5G offers a new in
5G is the ultra-high-speed mobile internet that we’ve been waiting for, and Leftronic estimates it will cover 40 percent of the globe in 2021. Individuals and organizations will soon be embracing devices and technologies that can leverage 5G for speed, networking, data transfer, and storage. And with new devices comes the risk of new threats.
So, how can threat actors use 5G and other emerging technologies to complete their evil plans? The totally connected, fast-paced world promised by 5G gives criminals and hackers opportunities to launch attacks and cause disruption by targeting that connectivity. E-health devices will collect data about users’ well-being, connected car services will monitor users’ movements, and smart city applications will collect information about how users live their lives. This massive volume of data from always-on, 5G devices will need to be protected against breaches, theft and tampering to ensure privacy and security against attacks, especially as a lot of this data will bypass corporate networks and their security controls.
As 5G networks roll out, the numbers of connected IoT devices will massively expand leading to increasing networks’ vulnerability to large scale, multi-vector cyber attacks. IoT devices and their connections to networks and clouds, are still a weak link in security. It’s hard to get complete visibility of devices, and they have complex security requirements.

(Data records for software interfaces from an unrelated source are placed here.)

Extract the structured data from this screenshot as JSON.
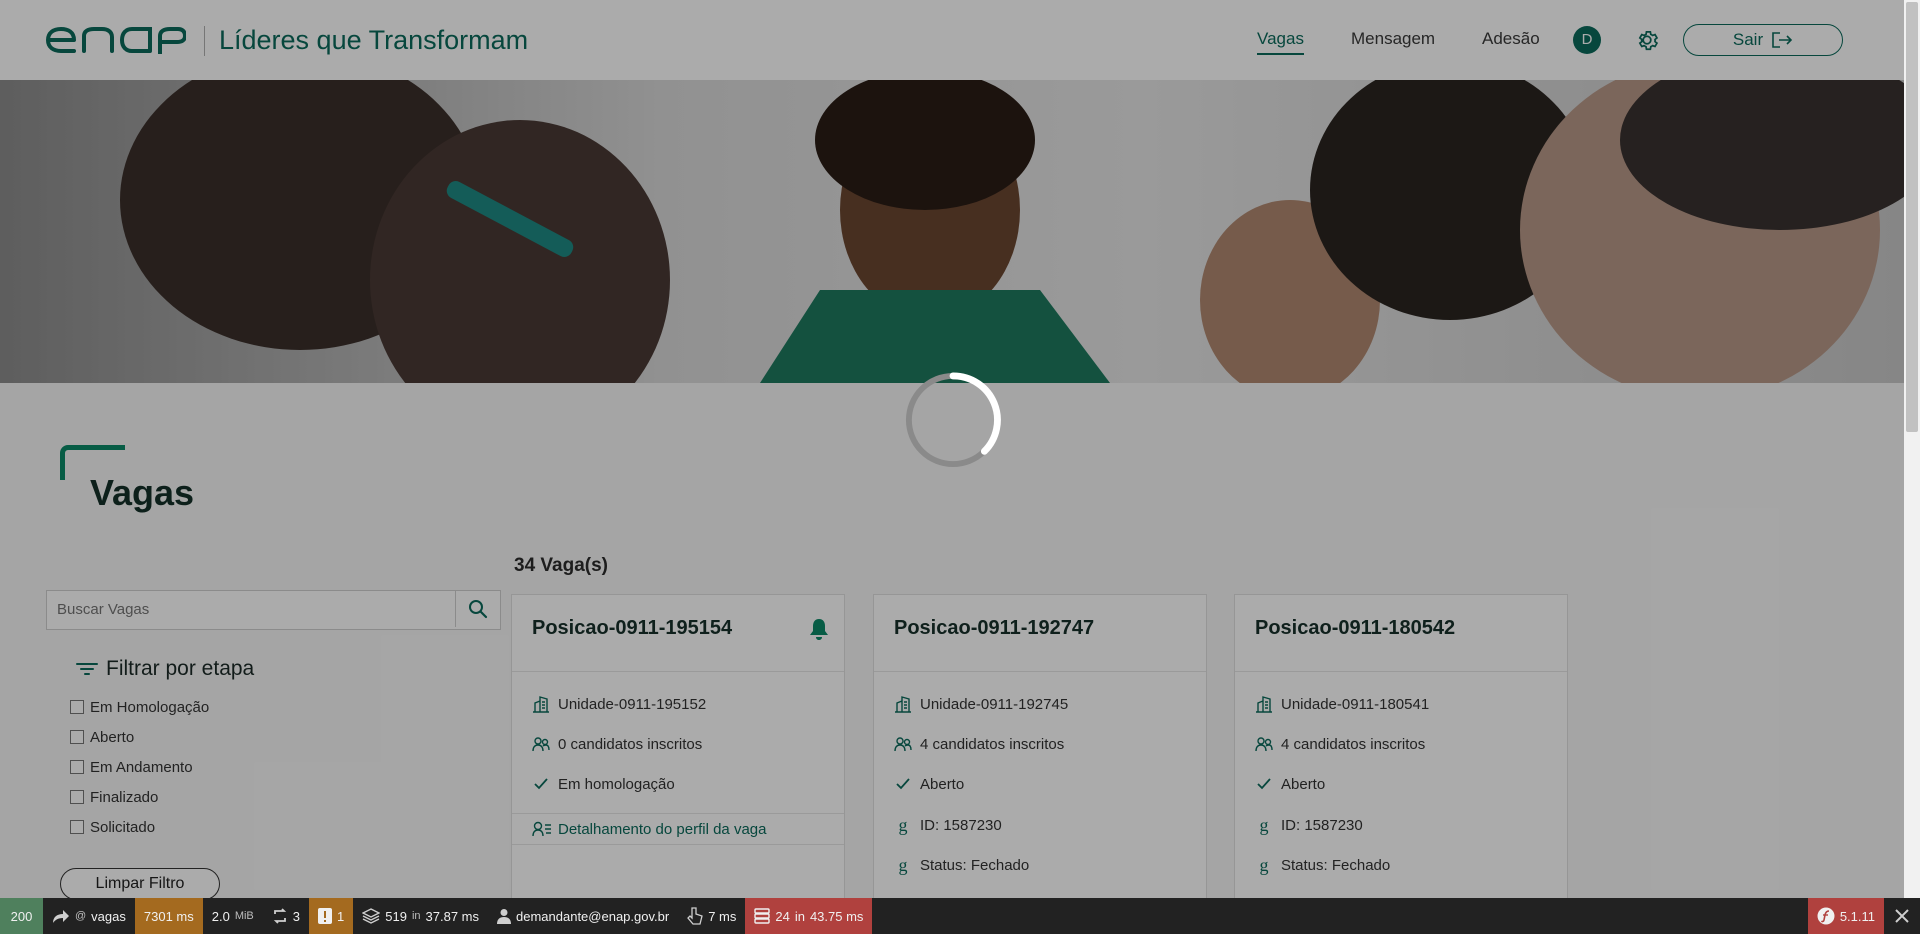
{
  "header": {
    "brand_title": "Líderes que Transformam",
    "nav": [
      {
        "label": "Vagas"
      },
      {
        "label": "Mensagem"
      },
      {
        "label": "Adesão"
      }
    ],
    "avatar_initial": "D",
    "logout_label": "Sair"
  },
  "page": {
    "title": "Vagas",
    "results_count": "34 Vaga(s)"
  },
  "sidebar": {
    "search_placeholder": "Buscar Vagas",
    "filter_title": "Filtrar por etapa",
    "filters": [
      {
        "label": "Em Homologação",
        "checked": false
      },
      {
        "label": "Aberto",
        "checked": false
      },
      {
        "label": "Em Andamento",
        "checked": false
      },
      {
        "label": "Finalizado",
        "checked": false
      },
      {
        "label": "Solicitado",
        "checked": false
      }
    ],
    "clear_label": "Limpar Filtro"
  },
  "cards": [
    {
      "title": "Posicao-0911-195154",
      "unit": "Unidade-0911-195152",
      "candidates": "0 candidatos inscritos",
      "status": "Em homologação",
      "detail_link": "Detalhamento do perfil da vaga"
    },
    {
      "title": "Posicao-0911-192747",
      "unit": "Unidade-0911-192745",
      "candidates": "4 candidatos inscritos",
      "status": "Aberto",
      "id_text": "ID: 1587230",
      "status_text": "Status: Fechado"
    },
    {
      "title": "Posicao-0911-180542",
      "unit": "Unidade-0911-180541",
      "candidates": "4 candidatos inscritos",
      "status": "Aberto",
      "id_text": "ID: 1587230",
      "status_text": "Status: Fechado"
    }
  ],
  "debug_toolbar": {
    "status_code": "200",
    "route": "vagas",
    "time": "7301 ms",
    "memory_value": "2.0",
    "memory_unit": "MiB",
    "requests": "3",
    "warnings": "1",
    "templates_count": "519",
    "templates_time": "37.87 ms",
    "user": "demandante@enap.gov.br",
    "event_time": "7 ms",
    "db_queries": "24",
    "db_time": "43.75 ms",
    "symfony_version": "5.1.11",
    "in_word": "in"
  },
  "colors": {
    "brand": "#0b6b5c",
    "accent": "#0b8a68",
    "toolbar_bg": "#222222",
    "toolbar_green": "#4f805d",
    "toolbar_amber": "#a46a1f",
    "toolbar_red": "#b0413e"
  }
}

As Security Insiders notes, “With high-speed data transfers, hackers will have the ability to infect data packets and conduct corporate espionage unnoticed. That is until companies shift their focus to keep a close eye out for such malicious breach attempts. Much higher levels of security and monitoring will be required once 5G becomes the standard form of cloud-based data transfer and communication.”
Zero trust networks emerge
According to Cybersecurity Insiders, 19 percent of organizations are implementing zero trust networks, and another 78 percent are considering doing so in the future. Zero trust architecture is a bit of a paradigm shift in the cyber security world. While most tools and strategies focus on keeping external threat actors outside the company’s perimeter, zero trust approaches user rules and parameters to verify every device or individual that attempts to connect to its network.
Guided by the phrase “never trust, always verify,” these solutions are designed with ultimate protection in mind and may include solutions such as segmented networks for different uses, preventing lateral moves within systems with re-verification, and more. Every aspect of your organization’s “trust surface” is protected with micro-perimeters that use continuous verification and other methods to ensure only authorized access occurs. It’s a different approach, moving from the idea of trying to verify trust to simply eliminating trust from the equation and requiring ongoing verification for access to networks, applications, data, and appliances.
Dropping budgets require careful technology choices
Forrester predicts that IT spending will drop in 2021, and at a time when IT organizations are under pressure to deliver employee and customer experiences safely, every dollar counts. Our prediction is that this will encourage CIOs, CISOs, and technology leads to make platform-level choices that can help increase the security performance of their entire organization. This may include moving toward the adoption of managed services, as well as implementing technologies and tools that can offer automated security support at the platform, network, and end-user levels. Converged solutions that offer “more bang for the buck” while taking a strong posture on risk mitigation are likely going to be in demand.